Leviathan by Scott Westerfeld
The year is 1914. The assassination of Archduke Ferdinand and his wife Sophie causes the great powers of Europe to lurch towards war. The Central Powers wield clankers, gigantic walking war machines and the Allies use beasites, genetically engineered creatures that have been turned into weapons. AWESOME.
Westerfeld takes those elements and weaves a pretty conventional story with them. Deryn Sharp a plucky girl (conveniently an orphan) disguises herself as a boy to join the British Air Service. Aleksander Hapsburg (conveniently made into an orphan at the start of the book) flees assassins who want to finish the job. Their fates entwine, they put aside their national and technological differences, they become friends. Add a lady scientist and a couple faithful family retainers, and all the story needs to complete the cliché picture is a smart-talking chimney sweep.
But it’s an all right book. The writing is solid. Alek starts out as a brat, but he mellows out over the course of the story. I like how Westerfeld takes the language barrier these two characters would have had and uses it as part of the plot. And the genetically-engineered gasbag creatures that the British use as war machines? They call them Huxleys. That’s brilliant.
But it could’ve been so much more. For one thing, there’s no good reason for the clanker-wielding and beastie-wielding people to hate each other. The two technologies line up on the sides that real life countries did in WWI – even though they would have had to develop the technologies decades before a war that nobody saw coming. I would have loved to see the technologies line up along Catholic/Protestant lines. Or manipulation of the beasties equated with social Darwinism and the rest of the world’s horrified reaction to it.
Characters cussing with “Clart!” and “Barking spiders!” gets old pretty fast. And there’s a war on and nobody besides main characters’ parents ever gets killed.
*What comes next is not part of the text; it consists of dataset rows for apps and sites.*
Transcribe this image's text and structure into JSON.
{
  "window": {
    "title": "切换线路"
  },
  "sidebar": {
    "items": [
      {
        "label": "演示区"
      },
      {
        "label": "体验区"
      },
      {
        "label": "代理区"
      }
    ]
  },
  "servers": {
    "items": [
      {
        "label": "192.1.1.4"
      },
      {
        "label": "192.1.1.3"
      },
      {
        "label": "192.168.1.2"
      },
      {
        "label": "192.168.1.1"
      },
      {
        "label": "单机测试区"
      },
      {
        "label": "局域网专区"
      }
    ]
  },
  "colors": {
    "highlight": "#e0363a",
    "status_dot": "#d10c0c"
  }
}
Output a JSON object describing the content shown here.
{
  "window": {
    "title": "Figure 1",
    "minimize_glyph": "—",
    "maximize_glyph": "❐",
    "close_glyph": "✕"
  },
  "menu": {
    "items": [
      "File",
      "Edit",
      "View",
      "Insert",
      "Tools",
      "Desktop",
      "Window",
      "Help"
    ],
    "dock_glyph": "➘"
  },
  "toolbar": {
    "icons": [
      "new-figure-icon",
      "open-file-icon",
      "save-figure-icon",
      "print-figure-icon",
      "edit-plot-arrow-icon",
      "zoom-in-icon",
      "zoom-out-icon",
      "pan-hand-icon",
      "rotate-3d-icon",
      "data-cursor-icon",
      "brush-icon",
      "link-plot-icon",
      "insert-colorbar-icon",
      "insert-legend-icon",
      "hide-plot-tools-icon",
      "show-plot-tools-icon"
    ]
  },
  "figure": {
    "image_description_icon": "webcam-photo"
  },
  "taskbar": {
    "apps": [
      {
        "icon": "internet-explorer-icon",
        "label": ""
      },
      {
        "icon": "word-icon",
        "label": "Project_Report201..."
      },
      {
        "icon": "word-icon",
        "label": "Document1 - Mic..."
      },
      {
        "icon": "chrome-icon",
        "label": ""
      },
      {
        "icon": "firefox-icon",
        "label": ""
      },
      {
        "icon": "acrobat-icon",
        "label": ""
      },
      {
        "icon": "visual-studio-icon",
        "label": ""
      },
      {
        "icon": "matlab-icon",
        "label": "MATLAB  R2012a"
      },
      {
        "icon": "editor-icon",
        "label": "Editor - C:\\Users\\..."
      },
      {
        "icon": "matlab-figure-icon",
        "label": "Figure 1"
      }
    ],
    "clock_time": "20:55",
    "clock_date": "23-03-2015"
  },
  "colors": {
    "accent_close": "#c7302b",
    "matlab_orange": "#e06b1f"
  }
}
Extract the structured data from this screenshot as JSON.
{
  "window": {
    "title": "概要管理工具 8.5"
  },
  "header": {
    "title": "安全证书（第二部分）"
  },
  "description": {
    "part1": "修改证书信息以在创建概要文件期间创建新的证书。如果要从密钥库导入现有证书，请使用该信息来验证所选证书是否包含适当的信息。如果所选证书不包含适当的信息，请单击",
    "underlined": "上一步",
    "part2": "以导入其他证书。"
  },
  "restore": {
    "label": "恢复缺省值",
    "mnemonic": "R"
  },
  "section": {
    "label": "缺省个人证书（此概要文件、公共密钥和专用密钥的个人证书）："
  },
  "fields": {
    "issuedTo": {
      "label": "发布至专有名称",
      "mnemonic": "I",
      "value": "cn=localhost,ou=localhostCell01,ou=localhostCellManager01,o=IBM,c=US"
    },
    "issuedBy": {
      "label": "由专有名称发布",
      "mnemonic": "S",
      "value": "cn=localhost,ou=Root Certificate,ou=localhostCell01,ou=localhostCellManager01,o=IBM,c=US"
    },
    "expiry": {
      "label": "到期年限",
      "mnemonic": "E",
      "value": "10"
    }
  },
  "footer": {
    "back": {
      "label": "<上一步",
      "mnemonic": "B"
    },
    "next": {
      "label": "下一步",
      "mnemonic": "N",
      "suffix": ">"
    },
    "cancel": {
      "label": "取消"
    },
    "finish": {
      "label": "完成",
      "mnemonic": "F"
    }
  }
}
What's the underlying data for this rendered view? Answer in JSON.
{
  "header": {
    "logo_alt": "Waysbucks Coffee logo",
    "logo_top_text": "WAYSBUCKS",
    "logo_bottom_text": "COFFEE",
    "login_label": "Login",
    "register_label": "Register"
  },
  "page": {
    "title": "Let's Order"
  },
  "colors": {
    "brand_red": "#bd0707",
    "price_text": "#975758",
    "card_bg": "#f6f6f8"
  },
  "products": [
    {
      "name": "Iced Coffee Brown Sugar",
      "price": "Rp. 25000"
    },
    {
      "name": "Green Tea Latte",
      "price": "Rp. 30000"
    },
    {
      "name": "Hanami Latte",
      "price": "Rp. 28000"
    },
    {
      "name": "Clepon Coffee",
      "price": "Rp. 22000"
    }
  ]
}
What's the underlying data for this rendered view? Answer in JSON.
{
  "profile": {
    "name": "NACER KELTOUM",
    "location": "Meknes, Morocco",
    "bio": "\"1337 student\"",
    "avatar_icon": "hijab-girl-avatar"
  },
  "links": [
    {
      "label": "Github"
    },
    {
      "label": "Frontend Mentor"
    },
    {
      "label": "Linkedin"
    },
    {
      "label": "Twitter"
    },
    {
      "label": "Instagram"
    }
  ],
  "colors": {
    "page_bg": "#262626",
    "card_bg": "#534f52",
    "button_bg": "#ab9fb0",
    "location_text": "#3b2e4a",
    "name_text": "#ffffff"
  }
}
I still recommend it. Most steampunk works shy away from WWI. This book explores the boundaries of what’s possible with the genre.